An incredible film about male projection. LAURA initially plays into the cliché that tends to type all movies that start with the focal character dead, wherein the viewer gets to feel like that person is an active, driving character for the force they continue to exert on the living. But in this case, when Laura is revealed to be alive, her actual presence throws everything that came before into disarray, revealing that image driving the story to be nothing more than the idealized visions of different men in love with her. I've been wanting to watch this movie for years (it spent a solid year near and at the top of my Netflix queue but the disc was always rented out), but never knew anything about it. Imagine my surprise to get not only a great noir an incredibly ahead-of-its-time reflection on noir's pedestal problem.
Otto Preminger's "Laura" is an engaging murder mystery whose gender politics help it make compelling social commentary. That commentary never bubbles clearly to the top, however, creating an interesting subtext beneath the noir tropes at work in Preminger's gripping and satisfying drama.
Dana Andrews stars as a detective investigating the murder of Gene Tierney's Laura. Laura, the object of affection of two different men, soon becomes the object the detective's affection as well; though, he only knows her through her portrait and the stories told by those who knew her. The narrative moves down a twisty path, revealing truths that make the story memorable.
Under the front-and-center detective tale, lurks the story of a woman who lives, perhaps even dies,…
I saw this movie years ago and all I remember is that it was good and the very ending scene. idk why it stayed with me but it did
I liked the whodunnit. I like Vincent Price sans his pencil stache and horror movie persona. I liked how the detective seemed to know how to get the info he wanted while being lied to half the movie. Well written.
I shall never forget the weekend Laura died. A silver sun burned through the sky like a huge magnifying glass. It was the hottest Sunday in my recollection.
Gene Tierney is a goddess.
A Nice Guy noir.
This is a difficult film to talk about without discussing the ending, where most of the interesting stuff happens.
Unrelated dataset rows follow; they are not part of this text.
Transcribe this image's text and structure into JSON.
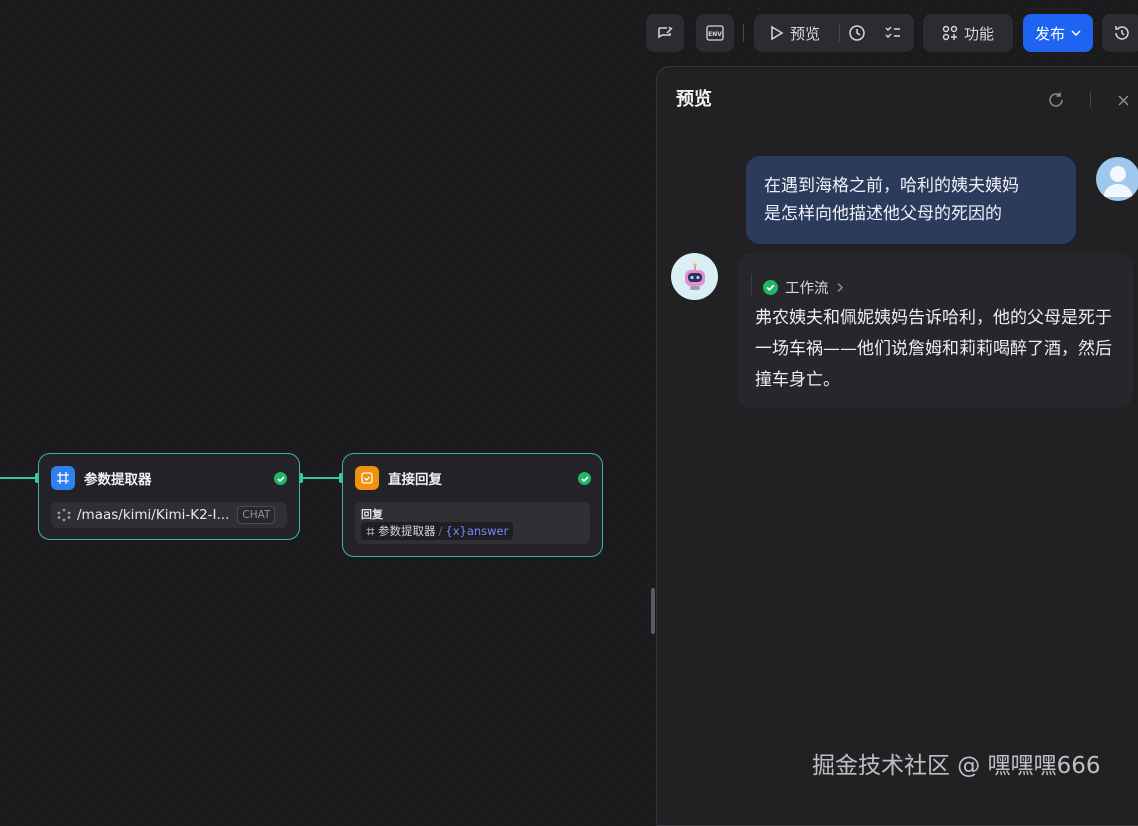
{
  "toolbar": {
    "preview_label": "预览",
    "features_label": "功能",
    "publish_label": "发布"
  },
  "nodes": {
    "param_extractor": {
      "title": "参数提取器",
      "model": "/maas/kimi/Kimi-K2-I...",
      "model_tag": "CHAT"
    },
    "direct_reply": {
      "title": "直接回复",
      "field_label": "回复",
      "var_source": "参数提取器",
      "var_slash": "/",
      "var_name": "{x}answer"
    }
  },
  "preview": {
    "title": "预览",
    "user_message_line1": "在遇到海格之前，哈利的姨夫姨妈",
    "user_message_line2": "是怎样向他描述他父母的死因的",
    "workflow_label": "工作流",
    "bot_reply": "弗农姨夫和佩妮姨妈告诉哈利，他的父母是死于一场车祸——他们说詹姆和莉莉喝醉了酒，然后撞车身亡。"
  },
  "watermark": "掘金技术社区 @ 嘿嘿嘿666",
  "colors": {
    "accent_blue": "#1e64f0",
    "node_border": "#3fb59a",
    "success_green": "#22b567",
    "variable_blue": "#6f8cff"
  }
}
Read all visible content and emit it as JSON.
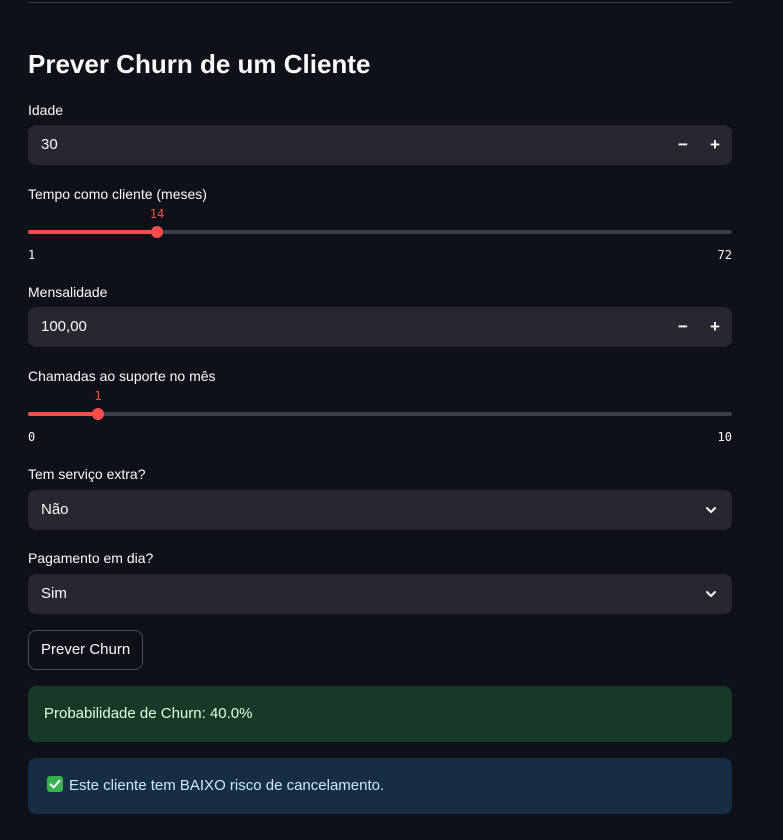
{
  "page": {
    "title": "Prever Churn de um Cliente"
  },
  "fields": {
    "idade": {
      "label": "Idade",
      "value": "30",
      "minus": "−",
      "plus": "+"
    },
    "tempo": {
      "label": "Tempo como cliente (meses)",
      "value": "14",
      "min": "1",
      "max": "72",
      "fraction": 0.183
    },
    "mensalidade": {
      "label": "Mensalidade",
      "value": "100,00",
      "minus": "−",
      "plus": "+"
    },
    "chamadas": {
      "label": "Chamadas ao suporte no mês",
      "value": "1",
      "min": "0",
      "max": "10",
      "fraction": 0.1
    },
    "servico_extra": {
      "label": "Tem serviço extra?",
      "selected": "Não"
    },
    "pagamento": {
      "label": "Pagamento em dia?",
      "selected": "Sim"
    }
  },
  "action": {
    "button_label": "Prever Churn"
  },
  "result": {
    "probability_text": "Probabilidade de Churn: 40.0%",
    "risk_text": "Este cliente tem BAIXO risco de cancelamento.",
    "risk_icon": "check-mark-icon"
  },
  "colors": {
    "accent": "#ff4b4b",
    "background": "#0e1117",
    "input_bg": "#262730",
    "success_bg": "#173928",
    "info_bg": "#172d43"
  }
}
Before that, what we get is a tight, but fairly standard whodunit with a decent amount of excellent zingers from one particular character. There's an early twist around the middle that causes a slight gear change, but still nothing particularly extraordinary happens until the exciting finale. There's some interesting visual direction every now and then, mostly serving to add tension to the character interactions and to both foreshadow and obscure various elements of the central mystery. Also here, the most imaginative sequence happens towards the end, where tilted camera angles, a couple of well timed pans, zooms…
- i love the way this movie starts: a detective questioning suspects becomes a posse of suspects questioning suspects, without devolving into a mob. but the movie is too smart and quick to keep that format, and the narrative form shifts as its core mystery does too.
More an iron grey than inky black, there isn't a lot of smoke and filth to revel in here, which is what makes a lot of noir films so fun, but there's enough here to keep the film moving briskly and entertainingly for its entire runtime. Some interesting characters, including a fascinating take on the femme fatale, and you gotta love the homicidal homosexual, especially with such a fun camp performance from Clifton Webb.
Not a staple of the genre, but a good entry nonetheless.
A twisted murder mystery with some wicked one-liners.
If you're feeling overwhelmed, but still want to squeeze a film into your daily routine, this list is made for…
innovative means of cinematic meditation and,
thus, freshly developed processes of perception.
inspired by Michelle Arf's 'New Ideas for Film'…